Or perhaps, more ominously, these Republicans know exactly what they are saying when they reject Keynesian intervention: that the government should do nothing to help the millions out of work or to rebuild confidence in the economy.
The Obama stimulus may have been misdirected by too many tax cuts and insufficient spending, but the general policy was correct. Morever, Milbank echoes the arguments Krugman, DeLong and others have been making about those who criticized the theory out of ignorance or worse:
With so much of Keynesian theory universally embraced, Republican denunciation of him has a flat-earth feel to it. Will they next demand the abolition of NASA because it’s "Galileo on steroids?" Shut down the National Institutes of Health for being a "Hippocratic mistake?" Strip funding for those "Einsteinian experiments" at Los Alamos? Demand a halt to public schools teaching from the "failed Darwinian playbook?" (Oh, wait. They did that last part already.)
Keynes’s place in economics is similarly unassailable, and the assault on him lends credibility to the charge that the Republicans lack ideas of their own and are merely generating opposition for its own sake. There’s a cogent argument to be made that Obama’s stimulus was ill-designed and ineffective, but dismissing the most important figure in economic thought in the last century says less about Obama than about his accusers. . . .
With business and consumers refusing to spend, Keynesian theory says it’s up to the government to stimulate consumption — by spending more or by using tax cuts to stimulate demand.
There is an alternative to such "Keynesian experiments," however. The government could do nothing, and let the human misery continue. By rejecting the "Keynesian playbook," this is what Republicans are really proposing.
Well done, Dana. And good luck explaining the implications to WaPo’s editorial Board.
3. If Ezra Klein can solicit plausible plans to put millions back to work, what is the Administration’s/Congress’ excuse for not doing so?
Serious kudos to Ezra Klein for soliciting proposals from prominent officials/economists on how to put millions of Americans back to work. That’s exactly the discussion the country needs but the politicians have refused to have.
Now that Obama has figured out how to say "stimulus" without blushing and has reminded himself, his own staff and the country his job is to stimulate economic growth and jobs, maybe his economic advisers can take up Andy Sterns’ challenge to meet or beat Stern’s suggested jobs plan. He proposes a jobs sharing plan, an infrastructure bank, and a youth jobs program (think CCC):
Cost: $30 billion
Pay-for: One-time repatriation break for corporate earnings
Jobs created: 8.4 million
Youth Employment Programs.

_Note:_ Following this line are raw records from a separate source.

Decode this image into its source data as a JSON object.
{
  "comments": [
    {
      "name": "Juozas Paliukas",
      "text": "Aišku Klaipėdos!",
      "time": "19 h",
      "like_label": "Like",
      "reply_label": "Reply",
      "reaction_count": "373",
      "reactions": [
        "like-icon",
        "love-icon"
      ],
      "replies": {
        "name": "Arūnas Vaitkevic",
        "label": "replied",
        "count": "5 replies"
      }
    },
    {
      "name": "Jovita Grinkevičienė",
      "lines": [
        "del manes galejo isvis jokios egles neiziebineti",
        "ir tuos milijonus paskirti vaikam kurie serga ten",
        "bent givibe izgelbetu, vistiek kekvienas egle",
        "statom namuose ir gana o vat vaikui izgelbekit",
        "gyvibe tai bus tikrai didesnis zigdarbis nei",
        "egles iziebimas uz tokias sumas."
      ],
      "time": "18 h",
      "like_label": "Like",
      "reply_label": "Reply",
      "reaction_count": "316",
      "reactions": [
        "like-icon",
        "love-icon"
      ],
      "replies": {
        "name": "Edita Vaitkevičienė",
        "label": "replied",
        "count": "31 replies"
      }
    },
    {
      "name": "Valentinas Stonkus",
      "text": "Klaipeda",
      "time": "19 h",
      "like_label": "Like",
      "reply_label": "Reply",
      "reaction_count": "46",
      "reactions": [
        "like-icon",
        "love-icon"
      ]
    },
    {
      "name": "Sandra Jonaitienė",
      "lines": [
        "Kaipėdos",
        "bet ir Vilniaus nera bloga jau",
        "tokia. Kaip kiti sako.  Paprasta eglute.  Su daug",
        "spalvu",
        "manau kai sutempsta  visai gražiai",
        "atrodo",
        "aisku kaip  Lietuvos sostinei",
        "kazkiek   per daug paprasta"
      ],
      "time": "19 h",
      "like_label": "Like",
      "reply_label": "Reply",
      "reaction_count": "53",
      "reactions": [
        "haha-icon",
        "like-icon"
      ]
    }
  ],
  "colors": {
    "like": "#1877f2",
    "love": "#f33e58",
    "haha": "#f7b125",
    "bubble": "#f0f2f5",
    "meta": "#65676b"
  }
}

Cost: $46.5 billion
Pay-for: Financial Speculation Tax
Jobs created: 3.1 million jobs
Total $130.5 billion 11.8 million jobs
Net Cost to Taxpayers = $0
In the latest installment (more will follow), economist Dean Baker picks up Stern’s challenge, explains additional elements, and then summarizes:
So, how does my scorecard look? I’ll take my top two items from Stern, then throw in $100 billion a year for infrastructure spending, and $15 billion a year for home retrofits.[yes!]
Job Sharing $ 54 billion 2.4 million jobs
Youth Employment $ 46.5 billion 3.1 million jobs
Infrastructure $ 100 billion 1.6 million jobs
Energy Retrofits $15 billion 0.5 million jobs
Fed Inflation Target 1.4 million jobs
Total $215.5 billion 9.0 million jobs
This is a desperately needed conversation. Why can’t our public officials engage in it and make that the basis for the midterm elections? As we keep reminding the Democrats, it’s good policy, good politics, good economics — and good for the country.
4. NYT article noting that tax cuts for the rich provide the least "bang for the buck."